476 The Fall of the Roman Empire in the West
Though Rome was sacked in 410 by a Visigothic horde and again in 451 by a Vandal fleet, the empire in the West itself continued to exist, though in a much weakened condition. An emperor ruled, at least on paper, from Ravenna on the northeast Italian coast. Real power was in the hands of the generals, many of them of Germanic descent, in charge of the few Roman armies left in the field and of the barbarian chieftains whose tribes had overrun most of the West. Visigoths, Ostrogoths, Franks, Angles, Saxons, Jutes, Picts, Scots, Alemanni, Burgundians, etc., had all carved off pieces of the empire.
In 475 a teenager by the name of Romulus Augustulus had been set up as Western Emperor by one of his generals but he exercised no real power. The next year an army of Ostrogoths led by Odoacer finished its conquest of the Italian peninsula by taking Ravenna. Romulus was forced to hand over the imperial regalia — crown, orb and scepter — to his barbarian conqueror but his life was spared. The position of emperor had fallen so low that the incumbent was not even worth killing; the boy was simply sent on his way with a pension to console him. Odoacer never bothered to claim the throne either, pretending to rule Italy on behalf of Zeno, the emperor in Constantinople to whom he sent the regalia. Zeno then declared the division of the empire at an end; henceforth until 1453 the Roman Empire was ruled from Constantinople.

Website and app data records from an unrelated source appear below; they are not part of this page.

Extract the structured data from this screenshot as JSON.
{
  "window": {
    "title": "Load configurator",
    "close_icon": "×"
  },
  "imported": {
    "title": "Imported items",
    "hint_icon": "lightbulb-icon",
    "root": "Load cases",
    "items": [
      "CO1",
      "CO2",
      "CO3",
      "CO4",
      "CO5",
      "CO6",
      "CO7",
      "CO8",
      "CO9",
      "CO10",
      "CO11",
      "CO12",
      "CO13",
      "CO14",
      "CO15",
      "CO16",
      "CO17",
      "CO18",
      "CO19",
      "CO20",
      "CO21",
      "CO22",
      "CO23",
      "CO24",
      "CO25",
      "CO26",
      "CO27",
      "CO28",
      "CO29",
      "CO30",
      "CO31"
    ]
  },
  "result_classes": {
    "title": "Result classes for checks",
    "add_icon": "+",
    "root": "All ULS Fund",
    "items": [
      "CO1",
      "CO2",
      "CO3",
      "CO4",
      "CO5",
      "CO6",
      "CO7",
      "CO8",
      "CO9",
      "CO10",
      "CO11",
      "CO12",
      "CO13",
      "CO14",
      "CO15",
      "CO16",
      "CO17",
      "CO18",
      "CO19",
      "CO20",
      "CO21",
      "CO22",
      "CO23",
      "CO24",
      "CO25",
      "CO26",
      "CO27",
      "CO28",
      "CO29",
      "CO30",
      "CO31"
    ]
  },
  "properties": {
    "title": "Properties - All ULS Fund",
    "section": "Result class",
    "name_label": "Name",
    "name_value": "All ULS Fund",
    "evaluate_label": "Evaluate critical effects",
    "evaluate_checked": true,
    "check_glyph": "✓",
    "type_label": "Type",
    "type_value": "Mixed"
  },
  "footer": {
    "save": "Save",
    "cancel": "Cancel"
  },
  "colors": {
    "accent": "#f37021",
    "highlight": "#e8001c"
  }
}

Italians could not have been too unhappy or dismayed by those events. Peace was restored and taxes continued to be collected. One vexatious point was that the Ostrogoths were Arian (non-trinitarian Christians) with their own hierarchy of bishops ruling over a largely Trinitarian (Catholic, Chalcedonian, Nicene; take your pick) population. Toleration was usually the order of the day — for the Gothic rulers Arianism was a tribal badge — but Catholic bishops often had to struggle to keep their church buildings. The Ostrogoths built a number of beautiful churches in Ravenna, especially the Sant’ Apollinare Nuovo, with its gorgeous mosaics. (Arians in North Africa were much less accommodating and genuine persecution took place there.)